Repeat every entry below exactly.

(Element data from apps and pages)
BEGIN
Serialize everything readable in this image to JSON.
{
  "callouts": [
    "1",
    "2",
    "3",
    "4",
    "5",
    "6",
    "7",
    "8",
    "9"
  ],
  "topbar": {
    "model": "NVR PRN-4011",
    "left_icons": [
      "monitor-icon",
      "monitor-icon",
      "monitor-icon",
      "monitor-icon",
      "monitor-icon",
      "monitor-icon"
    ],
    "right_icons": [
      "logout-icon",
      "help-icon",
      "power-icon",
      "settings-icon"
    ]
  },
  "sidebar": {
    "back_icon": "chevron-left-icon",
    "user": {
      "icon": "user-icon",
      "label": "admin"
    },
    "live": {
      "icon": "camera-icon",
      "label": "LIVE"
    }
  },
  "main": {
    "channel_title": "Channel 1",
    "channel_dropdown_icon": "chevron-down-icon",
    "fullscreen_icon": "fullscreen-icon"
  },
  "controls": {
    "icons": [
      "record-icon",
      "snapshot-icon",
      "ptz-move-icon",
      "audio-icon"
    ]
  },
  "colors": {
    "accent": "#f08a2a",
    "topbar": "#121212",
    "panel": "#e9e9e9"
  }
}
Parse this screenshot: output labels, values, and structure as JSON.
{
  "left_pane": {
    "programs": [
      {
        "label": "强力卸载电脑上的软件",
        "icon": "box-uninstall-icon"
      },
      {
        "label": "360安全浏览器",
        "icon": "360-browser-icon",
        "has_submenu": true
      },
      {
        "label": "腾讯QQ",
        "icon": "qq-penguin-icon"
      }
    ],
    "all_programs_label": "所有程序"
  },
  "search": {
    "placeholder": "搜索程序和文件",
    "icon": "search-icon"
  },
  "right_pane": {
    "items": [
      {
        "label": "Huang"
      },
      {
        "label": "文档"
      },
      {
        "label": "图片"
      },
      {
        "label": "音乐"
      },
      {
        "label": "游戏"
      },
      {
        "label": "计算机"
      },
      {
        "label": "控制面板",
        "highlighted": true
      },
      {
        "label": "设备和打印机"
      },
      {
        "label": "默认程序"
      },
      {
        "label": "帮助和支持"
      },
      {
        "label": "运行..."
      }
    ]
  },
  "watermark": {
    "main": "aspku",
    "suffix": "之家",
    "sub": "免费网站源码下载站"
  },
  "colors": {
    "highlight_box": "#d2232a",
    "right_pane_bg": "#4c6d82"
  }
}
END
### WRITTEN SOLUTION:
Serialize everything readable in this image to JSON.
{
  "callouts": [
    "1",
    "2",
    "3",
    "4",
    "5",
    "6",
    "7",
    "8",
    "9"
  ],
  "topbar": {
    "model": "NVR PRN-4011",
    "left_icons": [
      "monitor-icon",
      "monitor-icon",
      "monitor-icon",
      "monitor-icon",
      "monitor-icon",
      "monitor-icon"
    ],
    "right_icons": [
      "logout-icon",
      "help-icon",
      "power-icon",
      "settings-icon"
    ]
  },
  "sidebar": {
    "back_icon": "chevron-left-icon",
    "user": {
      "icon": "user-icon",
      "label": "admin"
    },
    "live": {
      "icon": "camera-icon",
      "label": "LIVE"
    }
  },
  "main": {
    "channel_title": "Channel 1",
    "channel_dropdown_icon": "chevron-down-icon",
    "fullscreen_icon": "fullscreen-icon"
  },
  "controls": {
    "icons": [
      "record-icon",
      "snapshot-icon",
      "ptz-move-icon",
      "audio-icon"
    ]
  },
  "colors": {
    "accent": "#f08a2a",
    "topbar": "#121212",
    "panel": "#e9e9e9"
  }
}
Parse this screenshot: output labels, values, and structure as JSON.
{
  "left_pane": {
    "programs": [
      {
        "label": "强力卸载电脑上的软件",
        "icon": "box-uninstall-icon"
      },
      {
        "label": "360安全浏览器",
        "icon": "360-browser-icon",
        "has_submenu": true
      },
      {
        "label": "腾讯QQ",
        "icon": "qq-penguin-icon"
      }
    ],
    "all_programs_label": "所有程序"
  },
  "search": {
    "placeholder": "搜索程序和文件",
    "icon": "search-icon"
  },
  "right_pane": {
    "items": [
      {
        "label": "Huang"
      },
      {
        "label": "文档"
      },
      {
        "label": "图片"
      },
      {
        "label": "音乐"
      },
      {
        "label": "游戏"
      },
      {
        "label": "计算机"
      },
      {
        "label": "控制面板",
        "highlighted": true
      },
      {
        "label": "设备和打印机"
      },
      {
        "label": "默认程序"
      },
      {
        "label": "帮助和支持"
      },
      {
        "label": "运行..."
      }
    ]
  },
  "watermark": {
    "main": "aspku",
    "suffix": "之家",
    "sub": "免费网站源码下载站"
  },
  "colors": {
    "highlight_box": "#d2232a",
    "right_pane_bg": "#4c6d82"
  }
}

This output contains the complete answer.